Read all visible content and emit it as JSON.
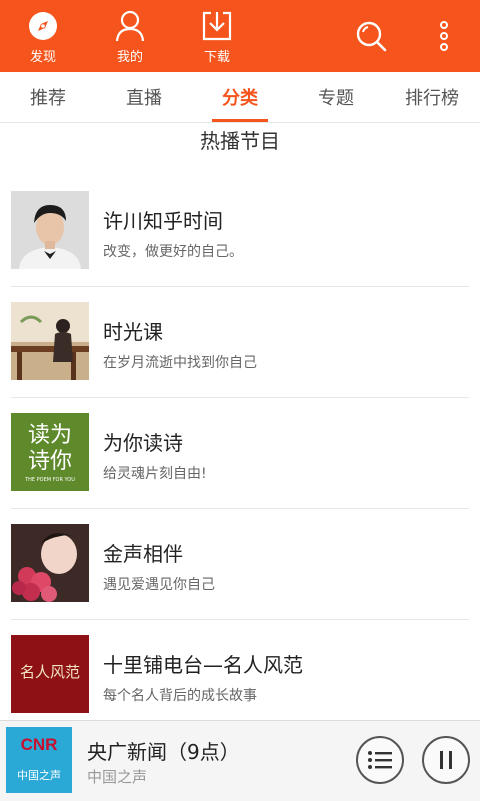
{
  "topbar": {
    "discover_label": "发现",
    "mine_label": "我的",
    "download_label": "下载",
    "accent": "#f5541c"
  },
  "tabs": [
    {
      "label": "推荐",
      "active": false
    },
    {
      "label": "直播",
      "active": false
    },
    {
      "label": "分类",
      "active": true
    },
    {
      "label": "专题",
      "active": false
    },
    {
      "label": "排行榜",
      "active": false
    }
  ],
  "section": {
    "title": "热播节目"
  },
  "programs": [
    {
      "title": "许川知乎时间",
      "subtitle": "改变，做更好的自己。"
    },
    {
      "title": "时光课",
      "subtitle": "在岁月流逝中找到你自己"
    },
    {
      "title": "为你读诗",
      "subtitle": "给灵魂片刻自由!"
    },
    {
      "title": "金声相伴",
      "subtitle": "遇见爱遇见你自己"
    },
    {
      "title": "十里铺电台—名人风范",
      "subtitle": "每个名人背后的成长故事"
    }
  ],
  "thumb_text": {
    "poem_line1": "读为",
    "poem_line2": "诗你",
    "poem_caption": "THE POEM FOR YOU",
    "celebrity": "名人风范"
  },
  "player": {
    "title": "央广新闻（9点）",
    "subtitle": "中国之声",
    "art_logo": "CNR",
    "art_caption": "中国之声"
  }
}
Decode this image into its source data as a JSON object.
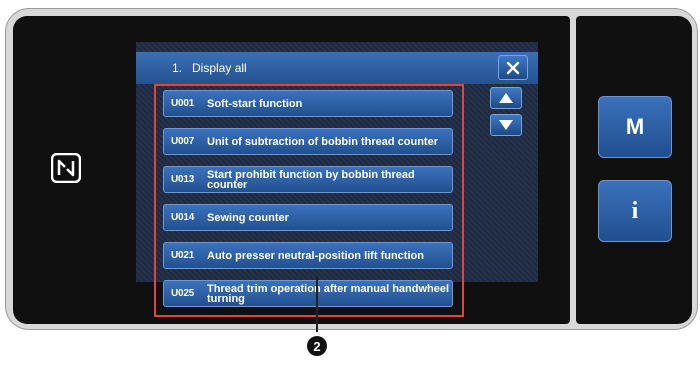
{
  "title_bar": {
    "title": "1.   Display all"
  },
  "list_items": [
    {
      "code": "U001",
      "label": "Soft-start function"
    },
    {
      "code": "U007",
      "label": "Unit of subtraction of bobbin thread counter"
    },
    {
      "code": "U013",
      "label": "Start prohibit function by bobbin thread counter"
    },
    {
      "code": "U014",
      "label": "Sewing counter"
    },
    {
      "code": "U021",
      "label": "Auto presser neutral-position lift function"
    },
    {
      "code": "U025",
      "label": "Thread trim operation after manual handwheel turning"
    }
  ],
  "side_buttons": {
    "mode_label": "M",
    "info_label": "i"
  },
  "callout": {
    "number": "2"
  },
  "icons": [
    "nfc-icon",
    "close-icon",
    "scroll-up-icon",
    "scroll-down-icon"
  ],
  "colors": {
    "screen": "#101010",
    "display_bg": "#1f2b44",
    "button_blue": "#2e62a6",
    "highlight_frame": "#e0463a"
  }
}
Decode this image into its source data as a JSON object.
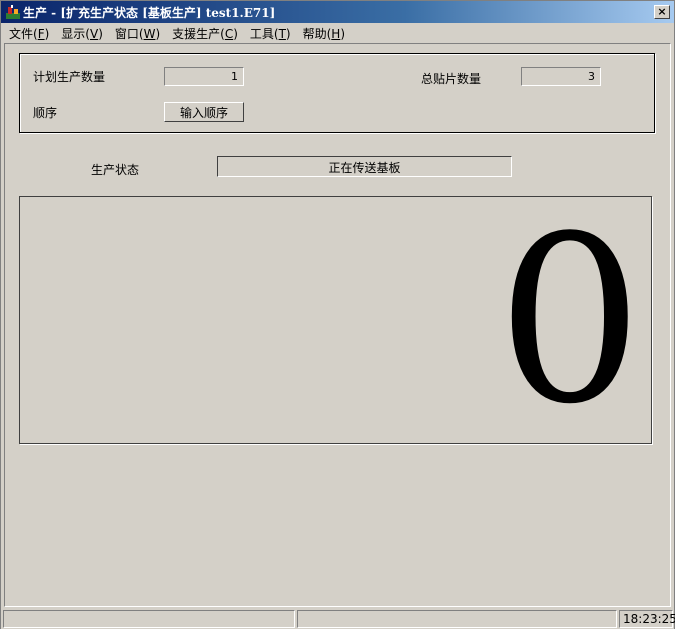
{
  "window": {
    "title": "生产 - [扩充生产状态 [基板生产] test1.E71]",
    "close_label": "×"
  },
  "menu": [
    {
      "label": "文件(",
      "acc": "F",
      "end": ")"
    },
    {
      "label": "显示(",
      "acc": "V",
      "end": ")"
    },
    {
      "label": "窗口(",
      "acc": "W",
      "end": ")"
    },
    {
      "label": "支援生产(",
      "acc": "C",
      "end": ")"
    },
    {
      "label": "工具(",
      "acc": "T",
      "end": ")"
    },
    {
      "label": "帮助(",
      "acc": "H",
      "end": ")"
    }
  ],
  "production": {
    "planned_qty_label": "计划生产数量",
    "planned_qty_value": "1",
    "total_placed_label": "总贴片数量",
    "total_placed_value": "3",
    "sequence_label": "顺序",
    "sequence_button": "输入顺序"
  },
  "status": {
    "label": "生产状态",
    "value": "正在传送基板"
  },
  "counter": {
    "value": "0"
  },
  "statusbar": {
    "time": "18:23:25"
  }
}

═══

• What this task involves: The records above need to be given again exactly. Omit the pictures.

• Worked solution:
Read all visible content and emit it as JSON.
{
  "topbar": {
    "discover_label": "发现",
    "mine_label": "我的",
    "download_label": "下载",
    "accent": "#f5541c"
  },
  "tabs": [
    {
      "label": "推荐",
      "active": false
    },
    {
      "label": "直播",
      "active": false
    },
    {
      "label": "分类",
      "active": true
    },
    {
      "label": "专题",
      "active": false
    },
    {
      "label": "排行榜",
      "active": false
    }
  ],
  "section": {
    "title": "热播节目"
  },
  "programs": [
    {
      "title": "许川知乎时间",
      "subtitle": "改变，做更好的自己。"
    },
    {
      "title": "时光课",
      "subtitle": "在岁月流逝中找到你自己"
    },
    {
      "title": "为你读诗",
      "subtitle": "给灵魂片刻自由!"
    },
    {
      "title": "金声相伴",
      "subtitle": "遇见爱遇见你自己"
    },
    {
      "title": "十里铺电台—名人风范",
      "subtitle": "每个名人背后的成长故事"
    }
  ],
  "thumb_text": {
    "poem_line1": "读为",
    "poem_line2": "诗你",
    "poem_caption": "THE POEM FOR YOU",
    "celebrity": "名人风范"
  },
  "player": {
    "title": "央广新闻（9点）",
    "subtitle": "中国之声",
    "art_logo": "CNR",
    "art_caption": "中国之声"
  }
}
Decode this image into its source data as a JSON object.
{
  "title_bar": {
    "title": "1.   Display all"
  },
  "list_items": [
    {
      "code": "U001",
      "label": "Soft-start function"
    },
    {
      "code": "U007",
      "label": "Unit of subtraction of bobbin thread counter"
    },
    {
      "code": "U013",
      "label": "Start prohibit function by bobbin thread counter"
    },
    {
      "code": "U014",
      "label": "Sewing counter"
    },
    {
      "code": "U021",
      "label": "Auto presser neutral-position lift function"
    },
    {
      "code": "U025",
      "label": "Thread trim operation after manual handwheel turning"
    }
  ],
  "side_buttons": {
    "mode_label": "M",
    "info_label": "i"
  },
  "callout": {
    "number": "2"
  },
  "icons": [
    "nfc-icon",
    "close-icon",
    "scroll-up-icon",
    "scroll-down-icon"
  ],
  "colors": {
    "screen": "#101010",
    "display_bg": "#1f2b44",
    "button_blue": "#2e62a6",
    "highlight_frame": "#e0463a"
  }
}
Decode this image into its source data as a JSON object.
{
  "window": {
    "title": "生产 - [扩充生产状态 [基板生产] test1.E71]",
    "close_label": "×"
  },
  "menu": [
    {
      "label": "文件(",
      "acc": "F",
      "end": ")"
    },
    {
      "label": "显示(",
      "acc": "V",
      "end": ")"
    },
    {
      "label": "窗口(",
      "acc": "W",
      "end": ")"
    },
    {
      "label": "支援生产(",
      "acc": "C",
      "end": ")"
    },
    {
      "label": "工具(",
      "acc": "T",
      "end": ")"
    },
    {
      "label": "帮助(",
      "acc": "H",
      "end": ")"
    }
  ],
  "production": {
    "planned_qty_label": "计划生产数量",
    "planned_qty_value": "1",
    "total_placed_label": "总贴片数量",
    "total_placed_value": "3",
    "sequence_label": "顺序",
    "sequence_button": "输入顺序"
  },
  "status": {
    "label": "生产状态",
    "value": "正在传送基板"
  },
  "counter": {
    "value": "0"
  },
  "statusbar": {
    "time": "18:23:25"
  }
}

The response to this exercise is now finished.